    CAS  Article  PubMed  Google Scholar 

  19. 19

    Baehr EK, Fogg LF, Eastman CI. Intermittent bright light and exercise to entrain human circadian rhythms to night work. Am. J. Physiol. Regul. Integr. Comp. Physiol. 1999; 277: 1598–604.

    Google Scholar 

  20. 20

    Campbell SS. Effects of timed bright-light exposure on shift-work adaptation in middle-aged subjects. Sleep 1995; 18: 408–16.

    CAS  PubMed  Google Scholar 

  21. 21

    Koller M, Harma M, Laitinen JT, Kundi M, Piegler B, Haider M. Different patterns of light exposure in relation to melatonin and cortisol rhythms and sleep of night workers. J. Pineal Res. 2007; 16: 127–35.

    Article  Google Scholar 

  22. 22

    Lowden A, Akerstedt T, Wibom R. Suppression of sleepiness and melatonin by bright light exposure during breaks in night work. J. Sleep Res. 2004; 13: 37–44.

    Article  PubMed  Google Scholar 

  23. 23

    Barnes RG, Deacon SJ, Forbes MJ, Arendt J. Adaptation of the 6-sulphatoxymelatonin rhythm in shiftworkers on offshore oil installations during a 2-week 12-h night shift. Neurosci. Lett. 1998; 241: 9–12.

    CAS  Article  PubMed  Google Scholar 

  24. 24

    Dumont M, Benhaberou-Brun D, Paquet J. Profile of 24-h light exposure and circadian phase of melatonin secretion in night workers. J. Biol. Rhythms 2001; 16: 502–11.

    CAS  Article  PubMed  Google Scholar 

  25. 25

    Bjorvatn BR, Kecklund GR, Åkerstedt T. Bright light treatment used for adaptation to night work and re-adaptation back to day life. A field study at an oil platform in the North Sea. J. Sleep Res. 2002; 8: 105–12.

    Article  Google Scholar 

Download references

Author information

Affiliations

Authors

Corresponding author

Correspondence to Mohsen Zare.

Rights and permissions

Reprints and Permissions

About this article

Verify currency and authenticity via CrossMark

Cite this article

Karchani, M., Kakooei, H., Yazdi, Z. et al. Do bright-light shock exposures during breaks reduce subjective sleepiness in night workers?. Sleep Biol.
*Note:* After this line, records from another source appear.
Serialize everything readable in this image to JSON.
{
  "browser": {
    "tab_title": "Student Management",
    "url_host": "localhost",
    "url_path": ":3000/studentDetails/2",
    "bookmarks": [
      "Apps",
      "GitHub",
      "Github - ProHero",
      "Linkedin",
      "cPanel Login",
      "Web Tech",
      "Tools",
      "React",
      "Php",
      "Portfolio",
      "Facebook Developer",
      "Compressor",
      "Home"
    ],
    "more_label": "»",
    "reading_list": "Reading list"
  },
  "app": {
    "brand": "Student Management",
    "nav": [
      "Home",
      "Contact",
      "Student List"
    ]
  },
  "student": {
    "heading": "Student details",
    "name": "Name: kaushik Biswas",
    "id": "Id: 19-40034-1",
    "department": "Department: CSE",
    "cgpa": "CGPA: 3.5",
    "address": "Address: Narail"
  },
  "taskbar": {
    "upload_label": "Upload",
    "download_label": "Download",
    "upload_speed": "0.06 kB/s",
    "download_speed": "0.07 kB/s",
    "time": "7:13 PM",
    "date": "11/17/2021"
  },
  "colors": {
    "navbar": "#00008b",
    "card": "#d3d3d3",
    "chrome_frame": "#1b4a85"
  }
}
Rhythms 9, 95–102 (2011). https://doi.org/10.1111/j.1479-8425.2011.00490.x

Download citation

Key words

  • bright-light exposure
  • shift work
  • sleepiness
  • Stanford Sleepiness Scale